I think the other thing I wanted to say is that just as JC and my own dogs do not care if we get lots of Q's and personally when I have to run my last run hobbling over the finish line with my walker, lol, I hope what will matter to me is how I have grown learning to handle competition and how I have learned not to give up practicing new skills and learning how to work better with my puppy team mates. I get sad seeing some friends who turn their dogs over to people that might be slightly better handlers, because "friends" tell them someone could do better :-(. How about pointing out how well you are doing with your dog, or helping you build more skills or pointing you to a mental management course or book, I am so glad I had a friend who kept reminding me that I could when I was not sure :-). Of course there are always people who might do it better, that is sure true with my dog, but that ignores what the whole journey is about to me.

It is fun to embrace competition but geeze let's not be so serious that we forget at the basic level, this should be about learning, growing, connecting with our team mate and our community. We never know when our last run or our dogs last run will be so try to keep it all in perspective and just have fun!

Check out more links to blogs for our action day at http://dog-agility-blog-events.posterous.com/pages/attitude


vici whisner said...

What a great post. Thanks Kathy for reminding me how lucky I am.

Agility Boxer said...

Really makes you think, one never knows what tomorrow will bring. Thanks for posting your story.

Shenna Lemche AKA Project Leader said...

Tears!! Good lesson. :) Thank you for sharing.

Chris and Ricky said...

Beautiful post - glad you had such a good friend in Carol even if only for a short time. Thank you so much for sharing this story!

KT said...

What a great post, I'm crying, too.

Kelly Ely said...

Thank You for sharing! Such a perfect post and so very helpful! I may have to bookmark this one to refer to after a bad day of agility because a bad day of agility is better than no day!

Sagira said...

Wow, what a great post. Broughts tears to my eyes. She sounded like a wonderful lady and you were so lucky to have learned such a lesson from her. Is JC still around, if so how is JC now without her? Hopefully well.

Also, if you do the Facebook thing and want to friend me, I am Christina Barnhill and have a photo up of me and Sagira. :)

Sara said...

Wow, what an inspirational story. ALS is a horrific disease.

I do agility with a woman who has MS. She gets out there on her crutches, and is amazing. She has learned to train distance skills to all her dogs to compensate for her inability to run. Inspiring.

Priscilla said...

Oh dear, tears in my eyes too. Thanks for sharing the story.

To Dog With Love said...

Wow, what a great post. Such a sad but beautiful story. Carol sound like she was a good friend. Thanks for sharing.

WonderPupsMom said...

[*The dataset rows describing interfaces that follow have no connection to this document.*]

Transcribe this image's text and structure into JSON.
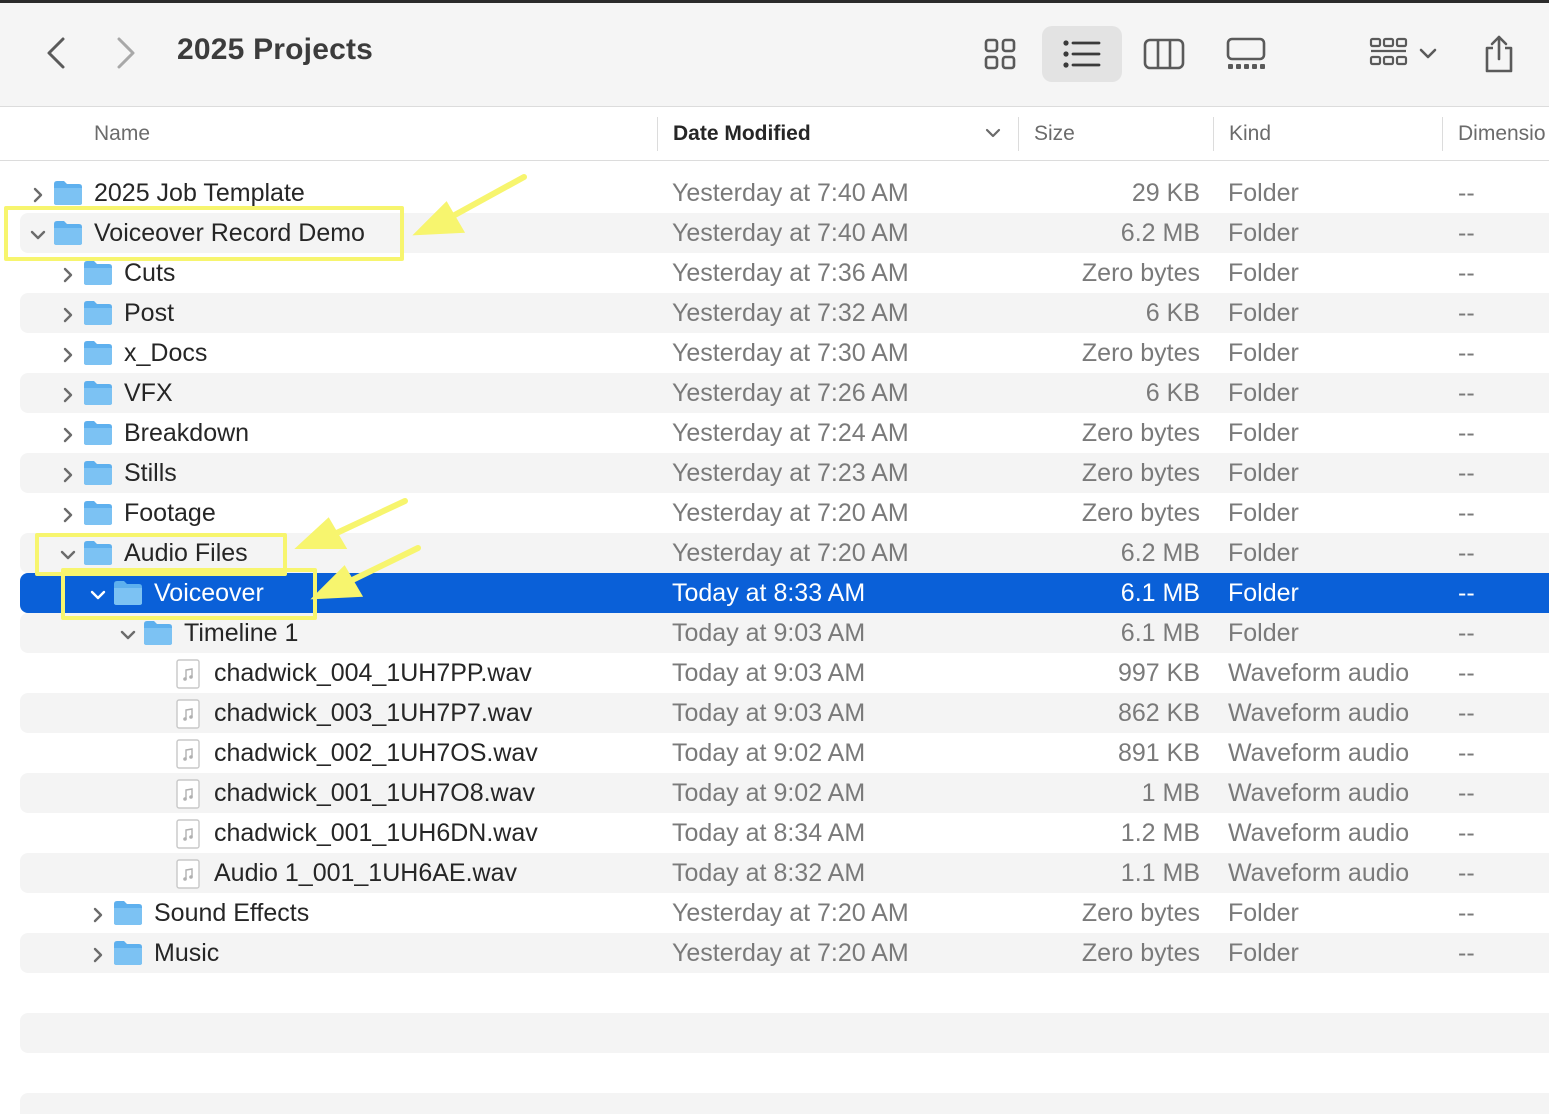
{
  "window": {
    "title": "2025 Projects"
  },
  "toolbar": {
    "back_icon": "chevron-left-icon",
    "forward_icon": "chevron-right-icon",
    "view_icons": [
      "icon-view-icon",
      "list-view-icon",
      "column-view-icon",
      "gallery-view-icon"
    ],
    "active_view": "list",
    "group_icon": "group-by-icon",
    "share_icon": "share-icon"
  },
  "columns": {
    "name": "Name",
    "date": "Date Modified",
    "size": "Size",
    "kind": "Kind",
    "dimensions": "Dimensio"
  },
  "rows": [
    {
      "name": "2025 Job Template",
      "date": "Yesterday at 7:40 AM",
      "size": "29 KB",
      "kind": "Folder",
      "dim": "--",
      "level": 0,
      "type": "folder",
      "expanded": false
    },
    {
      "name": "Voiceover Record Demo",
      "date": "Yesterday at 7:40 AM",
      "size": "6.2 MB",
      "kind": "Folder",
      "dim": "--",
      "level": 0,
      "type": "folder",
      "expanded": true
    },
    {
      "name": "Cuts",
      "date": "Yesterday at 7:36 AM",
      "size": "Zero bytes",
      "kind": "Folder",
      "dim": "--",
      "level": 1,
      "type": "folder",
      "expanded": false
    },
    {
      "name": "Post",
      "date": "Yesterday at 7:32 AM",
      "size": "6 KB",
      "kind": "Folder",
      "dim": "--",
      "level": 1,
      "type": "folder",
      "expanded": false
    },
    {
      "name": "x_Docs",
      "date": "Yesterday at 7:30 AM",
      "size": "Zero bytes",
      "kind": "Folder",
      "dim": "--",
      "level": 1,
      "type": "folder",
      "expanded": false
    },
    {
      "name": "VFX",
      "date": "Yesterday at 7:26 AM",
      "size": "6 KB",
      "kind": "Folder",
      "dim": "--",
      "level": 1,
      "type": "folder",
      "expanded": false
    },
    {
      "name": "Breakdown",
      "date": "Yesterday at 7:24 AM",
      "size": "Zero bytes",
      "kind": "Folder",
      "dim": "--",
      "level": 1,
      "type": "folder",
      "expanded": false
    },
    {
      "name": "Stills",
      "date": "Yesterday at 7:23 AM",
      "size": "Zero bytes",
      "kind": "Folder",
      "dim": "--",
      "level": 1,
      "type": "folder",
      "expanded": false
    },
    {
      "name": "Footage",
      "date": "Yesterday at 7:20 AM",
      "size": "Zero bytes",
      "kind": "Folder",
      "dim": "--",
      "level": 1,
      "type": "folder",
      "expanded": false
    },
    {
      "name": "Audio Files",
      "date": "Yesterday at 7:20 AM",
      "size": "6.2 MB",
      "kind": "Folder",
      "dim": "--",
      "level": 1,
      "type": "folder",
      "expanded": true
    },
    {
      "name": "Voiceover",
      "date": "Today at 8:33 AM",
      "size": "6.1 MB",
      "kind": "Folder",
      "dim": "--",
      "level": 2,
      "type": "folder",
      "expanded": true,
      "selected": true
    },
    {
      "name": "Timeline 1",
      "date": "Today at 9:03 AM",
      "size": "6.1 MB",
      "kind": "Folder",
      "dim": "--",
      "level": 3,
      "type": "folder",
      "expanded": true
    },
    {
      "name": "chadwick_004_1UH7PP.wav",
      "date": "Today at 9:03 AM",
      "size": "997 KB",
      "kind": "Waveform audio",
      "dim": "--",
      "level": 4,
      "type": "audio"
    },
    {
      "name": "chadwick_003_1UH7P7.wav",
      "date": "Today at 9:03 AM",
      "size": "862 KB",
      "kind": "Waveform audio",
      "dim": "--",
      "level": 4,
      "type": "audio"
    },
    {
      "name": "chadwick_002_1UH7OS.wav",
      "date": "Today at 9:02 AM",
      "size": "891 KB",
      "kind": "Waveform audio",
      "dim": "--",
      "level": 4,
      "type": "audio"
    },
    {
      "name": "chadwick_001_1UH7O8.wav",
      "date": "Today at 9:02 AM",
      "size": "1 MB",
      "kind": "Waveform audio",
      "dim": "--",
      "level": 4,
      "type": "audio"
    },
    {
      "name": "chadwick_001_1UH6DN.wav",
      "date": "Today at 8:34 AM",
      "size": "1.2 MB",
      "kind": "Waveform audio",
      "dim": "--",
      "level": 4,
      "type": "audio"
    },
    {
      "name": "Audio 1_001_1UH6AE.wav",
      "date": "Today at 8:32 AM",
      "size": "1.1 MB",
      "kind": "Waveform audio",
      "dim": "--",
      "level": 4,
      "type": "audio"
    },
    {
      "name": "Sound Effects",
      "date": "Yesterday at 7:20 AM",
      "size": "Zero bytes",
      "kind": "Folder",
      "dim": "--",
      "level": 2,
      "type": "folder",
      "expanded": false
    },
    {
      "name": "Music",
      "date": "Yesterday at 7:20 AM",
      "size": "Zero bytes",
      "kind": "Folder",
      "dim": "--",
      "level": 2,
      "type": "folder",
      "expanded": false
    }
  ],
  "colors": {
    "selection": "#0a60d8",
    "stripe": "#f4f4f4",
    "folder": "#6cb7ef",
    "annotation": "#f7f56e"
  }
}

What a beautiful tribute to Carol! I'm sorry for your loss. Thanks for sharing your story with all of us...

Anonymous said...

Thanks for sharing your friend Carol with all of us. What you learned from her is something we all should be sure to remember.

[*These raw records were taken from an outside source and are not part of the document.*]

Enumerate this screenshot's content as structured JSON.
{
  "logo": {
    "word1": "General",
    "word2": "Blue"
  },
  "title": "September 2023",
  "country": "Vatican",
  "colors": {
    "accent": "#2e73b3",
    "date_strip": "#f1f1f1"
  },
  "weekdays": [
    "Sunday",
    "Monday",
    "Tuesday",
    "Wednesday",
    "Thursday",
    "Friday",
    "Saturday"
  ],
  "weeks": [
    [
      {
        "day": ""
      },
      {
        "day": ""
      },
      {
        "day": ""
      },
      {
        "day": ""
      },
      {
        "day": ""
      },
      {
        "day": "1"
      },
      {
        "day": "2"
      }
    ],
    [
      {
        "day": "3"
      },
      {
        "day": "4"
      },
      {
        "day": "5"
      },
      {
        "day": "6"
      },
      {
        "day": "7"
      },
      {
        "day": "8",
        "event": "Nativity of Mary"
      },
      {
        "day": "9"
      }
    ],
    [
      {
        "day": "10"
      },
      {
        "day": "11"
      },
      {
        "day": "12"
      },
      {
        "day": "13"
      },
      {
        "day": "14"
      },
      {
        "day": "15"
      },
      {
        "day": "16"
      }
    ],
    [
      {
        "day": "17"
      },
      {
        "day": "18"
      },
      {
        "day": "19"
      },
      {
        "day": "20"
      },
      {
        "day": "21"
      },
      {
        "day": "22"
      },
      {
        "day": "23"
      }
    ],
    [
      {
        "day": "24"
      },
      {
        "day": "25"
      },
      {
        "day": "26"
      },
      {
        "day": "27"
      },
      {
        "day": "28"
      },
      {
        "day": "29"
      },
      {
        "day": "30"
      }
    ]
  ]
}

Priscilla said...

Hi Ashley,
Hi Kathy
Rosie here
Just thought you might be interested in entering a photo contest.
All you have to do is REGISTER as a user on Waglinked.com then post a photo of your dog doing any type of dog sport, (e.g. agility in your case) and then get people to vote. Winner gets $50.
I'm helping the woman running this advertise so would be grateful if you could enter, if it doesn't take too much of your time. Thanks!!!

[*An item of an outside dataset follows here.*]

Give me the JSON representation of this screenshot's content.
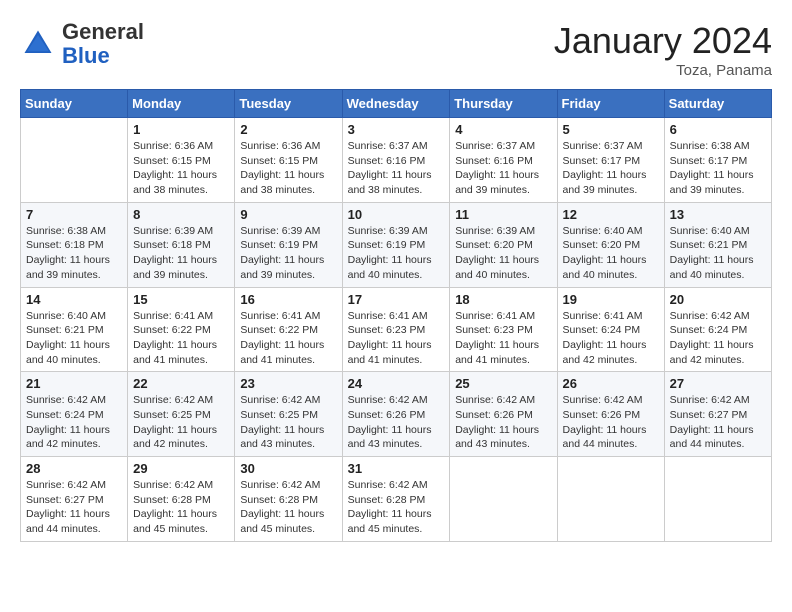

Priscilla said...

Please forgive me for the first line!!! i have been copying and pasting..

Faith Shen said...

Very inspiring post, I learned a lot from you :D

Dog Shock Collar | Puppy Bond

Elli the cat said...

glad you're doing the agility just to have the experience (though doing well is always nice)...Cricket is amazing and you've done such a good job with her.

vici whisner said...

Hope all is well. I'm headed to Camarillo next weekend (july 28-29). Will you be there with Cricket?